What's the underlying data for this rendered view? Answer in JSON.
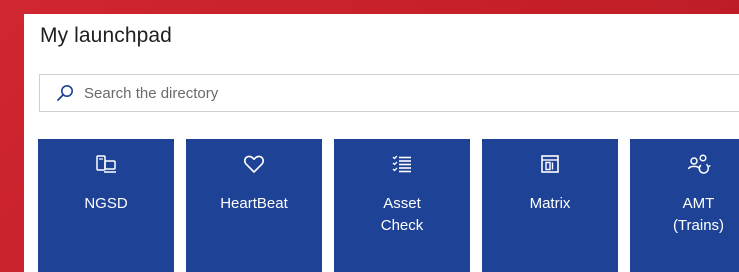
{
  "launchpad": {
    "title": "My launchpad",
    "search": {
      "placeholder": "Search the directory",
      "icon": "search-icon"
    },
    "tiles": [
      {
        "label": "NGSD",
        "icon": "devices-icon"
      },
      {
        "label": "HeartBeat",
        "icon": "heart-icon"
      },
      {
        "label": "Asset\nCheck",
        "icon": "checklist-icon"
      },
      {
        "label": "Matrix",
        "icon": "matrix-icon"
      },
      {
        "label": "AMT\n(Trains)",
        "icon": "people-sync-icon"
      }
    ]
  },
  "colors": {
    "background": "#c8222c",
    "panel": "#ffffff",
    "tile": "#1e4396",
    "tile_text": "#ffffff"
  }
}
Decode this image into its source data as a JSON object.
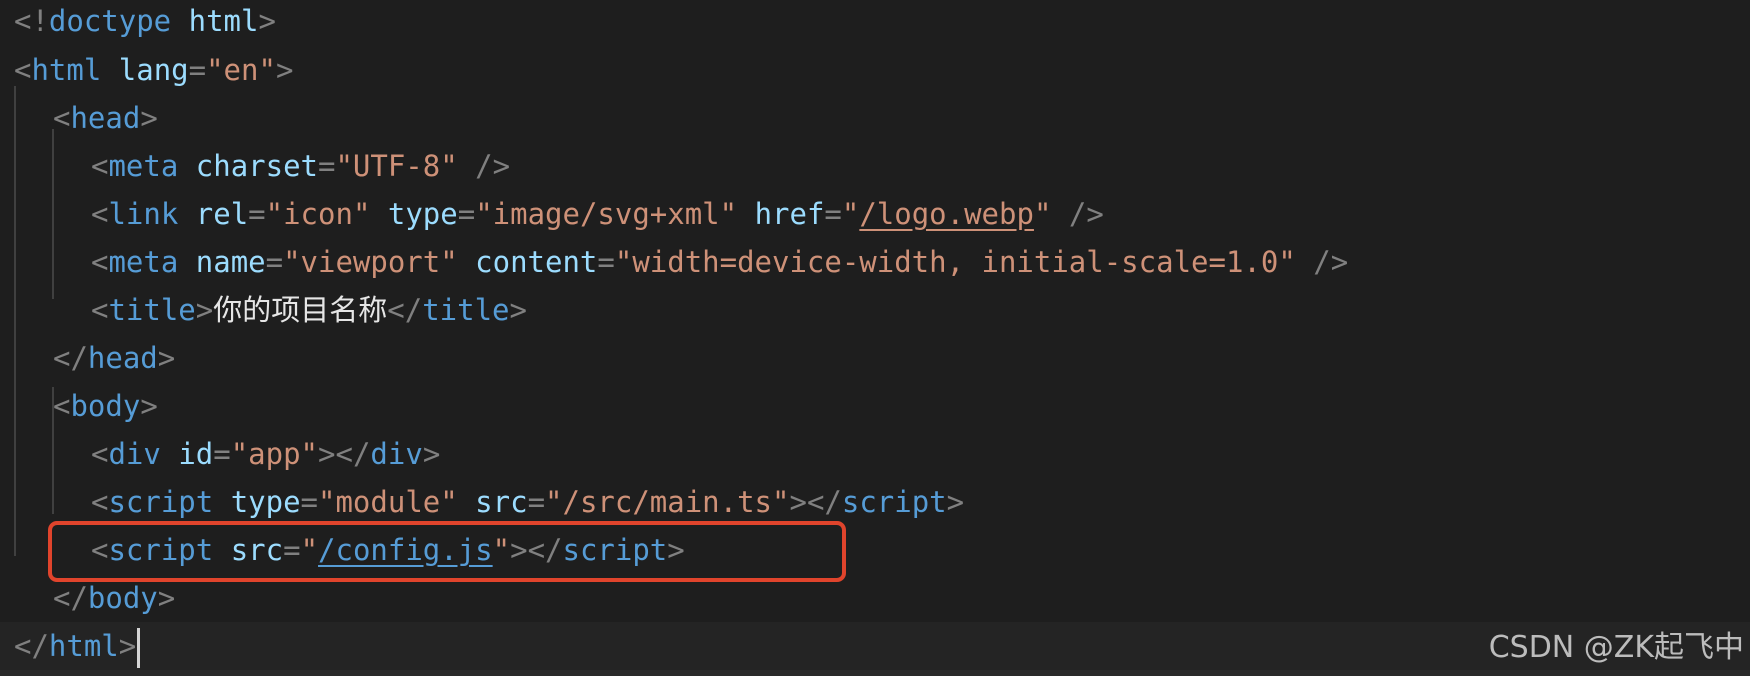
{
  "code": {
    "l1": {
      "open": "<!",
      "kw": "doctype",
      "sp": " ",
      "name": "html",
      "close": ">"
    },
    "l2": {
      "open": "<",
      "tag": "html",
      "sp": " ",
      "attr": "lang",
      "eq": "=",
      "val": "\"en\"",
      "close": ">"
    },
    "l3": {
      "open": "<",
      "tag": "head",
      "close": ">"
    },
    "l4": {
      "open": "<",
      "tag": "meta",
      "sp": " ",
      "attr": "charset",
      "eq": "=",
      "val": "\"UTF-8\"",
      "selfclose": " />"
    },
    "l5": {
      "open": "<",
      "tag": "link",
      "sp1": " ",
      "a1": "rel",
      "eq1": "=",
      "v1": "\"icon\"",
      "sp2": " ",
      "a2": "type",
      "eq2": "=",
      "v2": "\"image/svg+xml\"",
      "sp3": " ",
      "a3": "href",
      "eq3": "=",
      "q1": "\"",
      "link": "/logo.webp",
      "q2": "\"",
      "selfclose": " />"
    },
    "l6": {
      "open": "<",
      "tag": "meta",
      "sp1": " ",
      "a1": "name",
      "eq1": "=",
      "v1": "\"viewport\"",
      "sp2": " ",
      "a2": "content",
      "eq2": "=",
      "v2": "\"width=device-width, initial-scale=1.0\"",
      "selfclose": " />"
    },
    "l7": {
      "open": "<",
      "tag": "title",
      "close": ">",
      "text": "你的项目名称",
      "endopen": "</",
      "endtag": "title",
      "endclose": ">"
    },
    "l8": {
      "open": "</",
      "tag": "head",
      "close": ">"
    },
    "l9": {
      "open": "<",
      "tag": "body",
      "close": ">"
    },
    "l10": {
      "open": "<",
      "tag": "div",
      "sp": " ",
      "attr": "id",
      "eq": "=",
      "val": "\"app\"",
      "close": ">",
      "endopen": "</",
      "endtag": "div",
      "endclose": ">"
    },
    "l11": {
      "open": "<",
      "tag": "script",
      "sp1": " ",
      "a1": "type",
      "eq1": "=",
      "v1": "\"module\"",
      "sp2": " ",
      "a2": "src",
      "eq2": "=",
      "v2": "\"/src/main.ts\"",
      "close": ">",
      "endopen": "</",
      "endtag": "script",
      "endclose": ">"
    },
    "l12": {
      "open": "<",
      "tag": "script",
      "sp": " ",
      "attr": "src",
      "eq": "=",
      "q1": "\"",
      "link": "/config.js",
      "q2": "\"",
      "close": ">",
      "endopen": "</",
      "endtag": "script",
      "endclose": ">"
    },
    "l13": {
      "open": "</",
      "tag": "body",
      "close": ">"
    },
    "l14": {
      "open": "</",
      "tag": "html",
      "close": ">"
    }
  },
  "watermark": "CSDN @ZK起飞中",
  "colors": {
    "background": "#1e1e1e",
    "tag": "#569cd6",
    "attribute": "#9cdcfe",
    "string": "#ce9178",
    "punctuation": "#808080",
    "highlight_box": "#e0442c"
  }
}
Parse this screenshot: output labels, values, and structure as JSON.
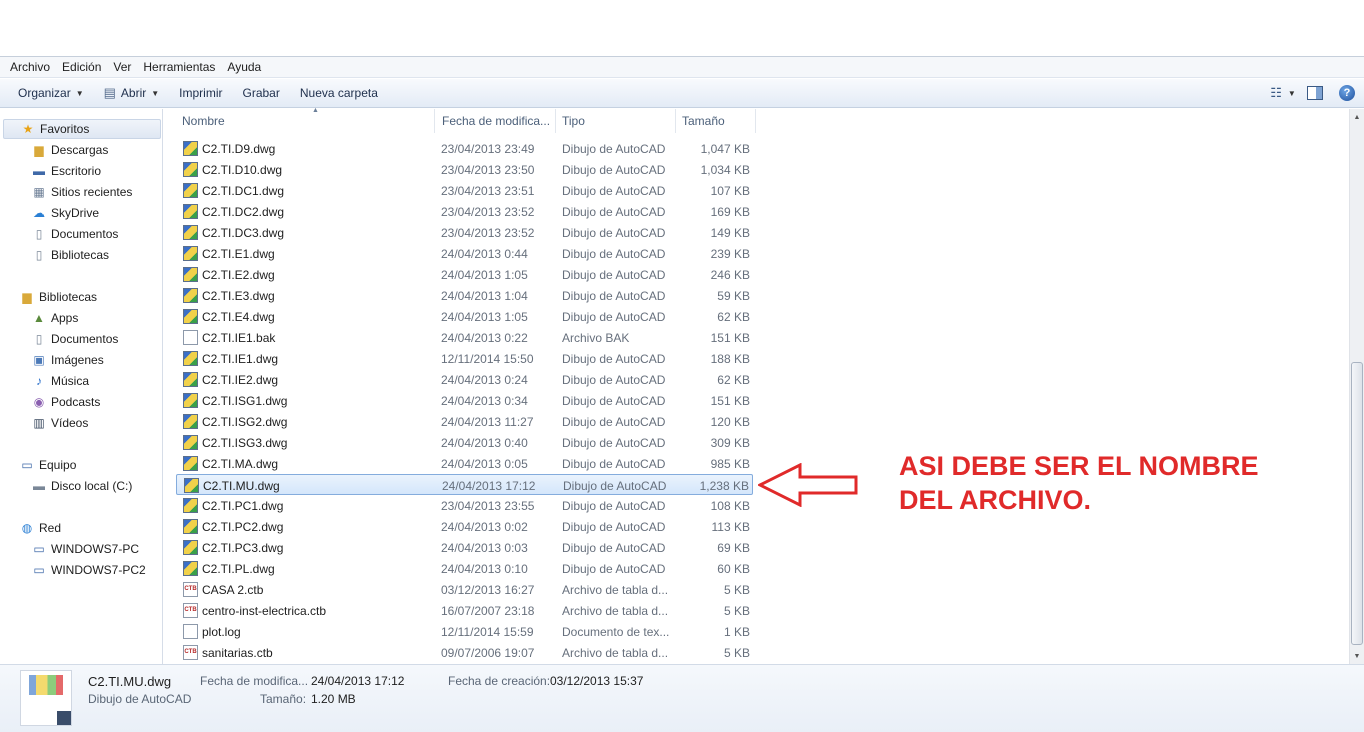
{
  "menu": [
    "Archivo",
    "Edición",
    "Ver",
    "Herramientas",
    "Ayuda"
  ],
  "toolbar": {
    "organize": "Organizar",
    "open": "Abrir",
    "print": "Imprimir",
    "burn": "Grabar",
    "new_folder": "Nueva carpeta"
  },
  "nav": {
    "favorites": "Favoritos",
    "fav_items": [
      "Descargas",
      "Escritorio",
      "Sitios recientes",
      "SkyDrive",
      "Documentos",
      "Bibliotecas"
    ],
    "libraries": "Bibliotecas",
    "lib_items": [
      "Apps",
      "Documentos",
      "Imágenes",
      "Música",
      "Podcasts",
      "Vídeos"
    ],
    "computer": "Equipo",
    "computer_items": [
      "Disco local (C:)"
    ],
    "network": "Red",
    "network_items": [
      "WINDOWS7-PC",
      "WINDOWS7-PC2"
    ]
  },
  "columns": {
    "name": "Nombre",
    "date": "Fecha de modifica...",
    "type": "Tipo",
    "size": "Tamaño"
  },
  "files": [
    {
      "name": "C2.TI.D9.dwg",
      "date": "23/04/2013 23:49",
      "type": "Dibujo de AutoCAD",
      "size": "1,047 KB",
      "icon": "dwg"
    },
    {
      "name": "C2.TI.D10.dwg",
      "date": "23/04/2013 23:50",
      "type": "Dibujo de AutoCAD",
      "size": "1,034 KB",
      "icon": "dwg"
    },
    {
      "name": "C2.TI.DC1.dwg",
      "date": "23/04/2013 23:51",
      "type": "Dibujo de AutoCAD",
      "size": "107 KB",
      "icon": "dwg"
    },
    {
      "name": "C2.TI.DC2.dwg",
      "date": "23/04/2013 23:52",
      "type": "Dibujo de AutoCAD",
      "size": "169 KB",
      "icon": "dwg"
    },
    {
      "name": "C2.TI.DC3.dwg",
      "date": "23/04/2013 23:52",
      "type": "Dibujo de AutoCAD",
      "size": "149 KB",
      "icon": "dwg"
    },
    {
      "name": "C2.TI.E1.dwg",
      "date": "24/04/2013 0:44",
      "type": "Dibujo de AutoCAD",
      "size": "239 KB",
      "icon": "dwg"
    },
    {
      "name": "C2.TI.E2.dwg",
      "date": "24/04/2013 1:05",
      "type": "Dibujo de AutoCAD",
      "size": "246 KB",
      "icon": "dwg"
    },
    {
      "name": "C2.TI.E3.dwg",
      "date": "24/04/2013 1:04",
      "type": "Dibujo de AutoCAD",
      "size": "59 KB",
      "icon": "dwg"
    },
    {
      "name": "C2.TI.E4.dwg",
      "date": "24/04/2013 1:05",
      "type": "Dibujo de AutoCAD",
      "size": "62 KB",
      "icon": "dwg"
    },
    {
      "name": "C2.TI.IE1.bak",
      "date": "24/04/2013 0:22",
      "type": "Archivo BAK",
      "size": "151 KB",
      "icon": "doc"
    },
    {
      "name": "C2.TI.IE1.dwg",
      "date": "12/11/2014 15:50",
      "type": "Dibujo de AutoCAD",
      "size": "188 KB",
      "icon": "dwg"
    },
    {
      "name": "C2.TI.IE2.dwg",
      "date": "24/04/2013 0:24",
      "type": "Dibujo de AutoCAD",
      "size": "62 KB",
      "icon": "dwg"
    },
    {
      "name": "C2.TI.ISG1.dwg",
      "date": "24/04/2013 0:34",
      "type": "Dibujo de AutoCAD",
      "size": "151 KB",
      "icon": "dwg"
    },
    {
      "name": "C2.TI.ISG2.dwg",
      "date": "24/04/2013 11:27",
      "type": "Dibujo de AutoCAD",
      "size": "120 KB",
      "icon": "dwg"
    },
    {
      "name": "C2.TI.ISG3.dwg",
      "date": "24/04/2013 0:40",
      "type": "Dibujo de AutoCAD",
      "size": "309 KB",
      "icon": "dwg"
    },
    {
      "name": "C2.TI.MA.dwg",
      "date": "24/04/2013 0:05",
      "type": "Dibujo de AutoCAD",
      "size": "985 KB",
      "icon": "dwg"
    },
    {
      "name": "C2.TI.MU.dwg",
      "date": "24/04/2013 17:12",
      "type": "Dibujo de AutoCAD",
      "size": "1,238 KB",
      "icon": "dwg",
      "selected": true
    },
    {
      "name": "C2.TI.PC1.dwg",
      "date": "23/04/2013 23:55",
      "type": "Dibujo de AutoCAD",
      "size": "108 KB",
      "icon": "dwg"
    },
    {
      "name": "C2.TI.PC2.dwg",
      "date": "24/04/2013 0:02",
      "type": "Dibujo de AutoCAD",
      "size": "113 KB",
      "icon": "dwg"
    },
    {
      "name": "C2.TI.PC3.dwg",
      "date": "24/04/2013 0:03",
      "type": "Dibujo de AutoCAD",
      "size": "69 KB",
      "icon": "dwg"
    },
    {
      "name": "C2.TI.PL.dwg",
      "date": "24/04/2013 0:10",
      "type": "Dibujo de AutoCAD",
      "size": "60 KB",
      "icon": "dwg"
    },
    {
      "name": "CASA 2.ctb",
      "date": "03/12/2013 16:27",
      "type": "Archivo de tabla d...",
      "size": "5 KB",
      "icon": "ctb"
    },
    {
      "name": "centro-inst-electrica.ctb",
      "date": "16/07/2007 23:18",
      "type": "Archivo de tabla d...",
      "size": "5 KB",
      "icon": "ctb"
    },
    {
      "name": "plot.log",
      "date": "12/11/2014 15:59",
      "type": "Documento de tex...",
      "size": "1 KB",
      "icon": "doc"
    },
    {
      "name": "sanitarias.ctb",
      "date": "09/07/2006 19:07",
      "type": "Archivo de tabla d...",
      "size": "5 KB",
      "icon": "ctb"
    }
  ],
  "annotation": {
    "line1": "ASI DEBE SER EL NOMBRE",
    "line2": "DEL ARCHIVO.",
    "color": "#e02a2a"
  },
  "details": {
    "name": "C2.TI.MU.dwg",
    "type": "Dibujo de AutoCAD",
    "modified_label": "Fecha de modifica...",
    "modified_value": "24/04/2013 17:12",
    "created_label": "Fecha de creación:",
    "created_value": "03/12/2013 15:37",
    "size_label": "Tamaño:",
    "size_value": "1.20 MB"
  },
  "colors": {
    "selection_border": "#84acdd",
    "toolbar_text": "#1e2f4c"
  }
}
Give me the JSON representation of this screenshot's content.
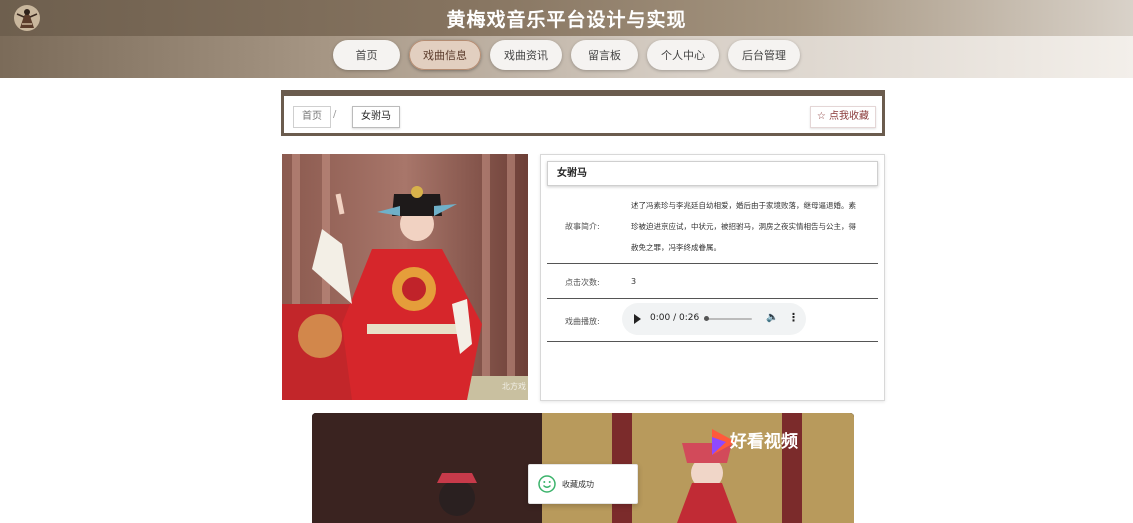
{
  "header": {
    "title": "黄梅戏音乐平台设计与实现",
    "logo_icon": "opera-figure-logo-icon"
  },
  "nav": {
    "items": [
      {
        "label": "首页"
      },
      {
        "label": "戏曲信息",
        "active": true
      },
      {
        "label": "戏曲资讯"
      },
      {
        "label": "留言板"
      },
      {
        "label": "个人中心"
      },
      {
        "label": "后台管理"
      }
    ]
  },
  "breadcrumb": {
    "home": "首页",
    "separator": "/",
    "current": "女驸马",
    "favorite_button": "☆ 点我收藏"
  },
  "opera": {
    "image_watermark": "北方戏",
    "title": "女驸马",
    "summary_label": "故事简介:",
    "summary": "述了冯素珍与李兆廷自幼相爱，婚后由于家境败落，继母逼退婚。素珍被迫进京应试，中状元，被招驸马，洞房之夜实情相告与公主，得赦免之罪，冯李终成眷属。",
    "clicks_label": "点击次数:",
    "clicks": "3",
    "play_label": "戏曲播放:",
    "audio": {
      "time": "0:00 / 0:26",
      "progress": 0
    }
  },
  "video": {
    "brand": "好看视频"
  },
  "toast": {
    "text": "收藏成功"
  },
  "colors": {
    "header_brown": "#6e5f4e",
    "frame_brown": "#6b5c4e",
    "active_tab": "#e2cfc0",
    "toast_green": "#3bb36b"
  }
}
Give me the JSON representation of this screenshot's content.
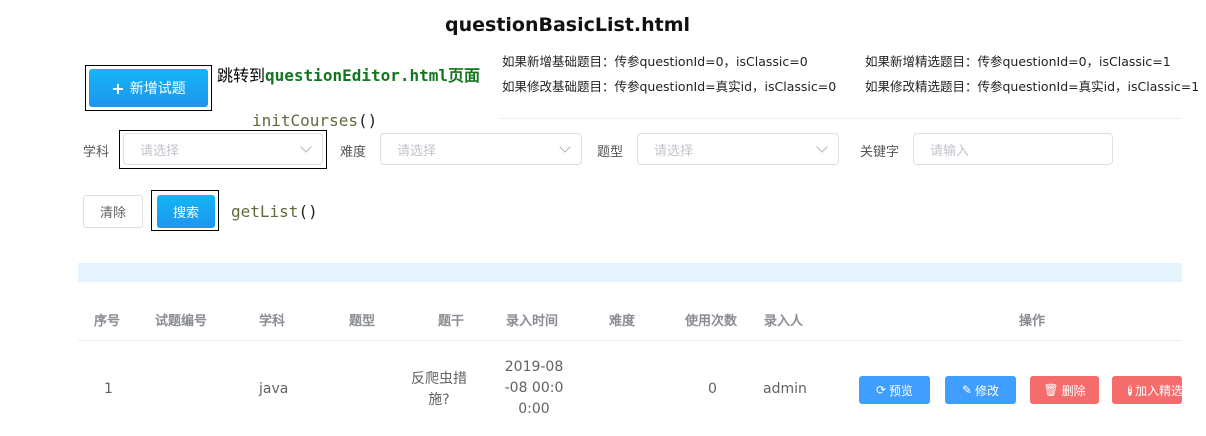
{
  "page_title": "questionBasicList.html",
  "toolbar": {
    "add_icon": "plus-icon",
    "add_label": "新增试题",
    "jump_note_prefix": "跳转到",
    "jump_note_code": "questionEditor.html",
    "jump_note_suffix": "页面"
  },
  "notes": {
    "basic_add": "如果新增基础题目：传参questionId=0，isClassic=0",
    "basic_edit": "如果修改基础题目：传参questionId=真实id，isClassic=0",
    "classic_add": "如果新增精选题目：传参questionId=0，isClassic=1",
    "classic_edit": "如果修改精选题目：传参questionId=真实id，isClassic=1"
  },
  "annotations": {
    "init_fn": "initCourses",
    "search_fn": "getList",
    "parens": "()"
  },
  "filters": {
    "subject_label": "学科",
    "subject_placeholder": "请选择",
    "difficulty_label": "难度",
    "difficulty_placeholder": "请选择",
    "type_label": "题型",
    "type_placeholder": "请选择",
    "keyword_label": "关键字",
    "keyword_placeholder": "请输入",
    "clear_label": "清除",
    "search_label": "搜索"
  },
  "table": {
    "headers": [
      "序号",
      "试题编号",
      "学科",
      "题型",
      "题干",
      "录入时间",
      "难度",
      "使用次数",
      "录入人",
      "操作"
    ],
    "rows": [
      {
        "index": "1",
        "code": "",
        "subject": "java",
        "type": "",
        "stem_line1": "反爬虫措",
        "stem_line2": "施?",
        "time_line1": "2019-08",
        "time_line2": "-08 00:0",
        "time_line3": "0:00",
        "difficulty": "",
        "use_count": "0",
        "creator": "admin",
        "actions": {
          "preview": "预览",
          "edit": "修改",
          "delete": "删除",
          "add_classic": "加入精选"
        }
      }
    ]
  },
  "colors": {
    "primary": "#1e96ef",
    "action_blue": "#409eff",
    "action_red": "#f56c6c",
    "annotation_green": "#13751f",
    "table_band": "#e5f3fc"
  }
}
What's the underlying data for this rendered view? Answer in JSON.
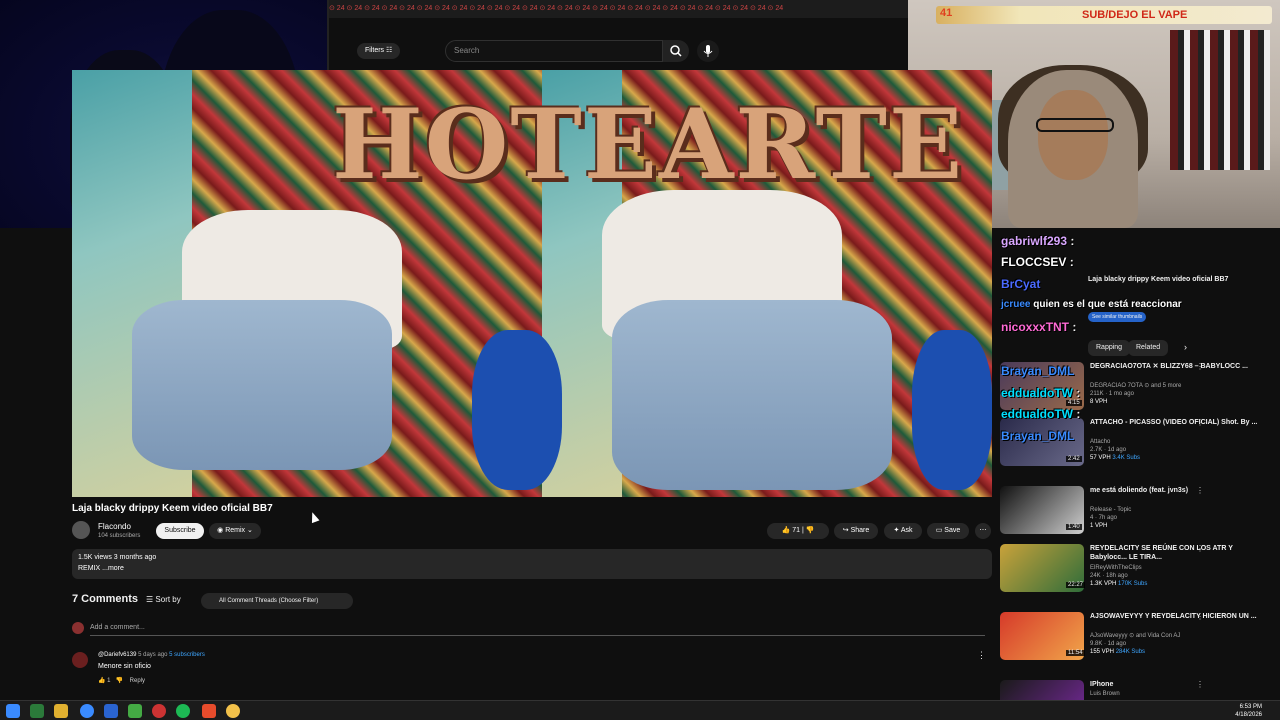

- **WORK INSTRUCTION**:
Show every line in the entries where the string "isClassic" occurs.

- **ANSWER SPACE**:
    "basic_add": "如果新增基础题目：传参questionId=0，isClassic=0",
    "basic_edit": "如果修改基础题目：传参questionId=真实id，isClassic=0",
    "classic_add": "如果新增精选题目：传参questionId=0，isClassic=1",
    "classic_edit": "如果修改精选题目：传参questionId=真实id，isClassic=1"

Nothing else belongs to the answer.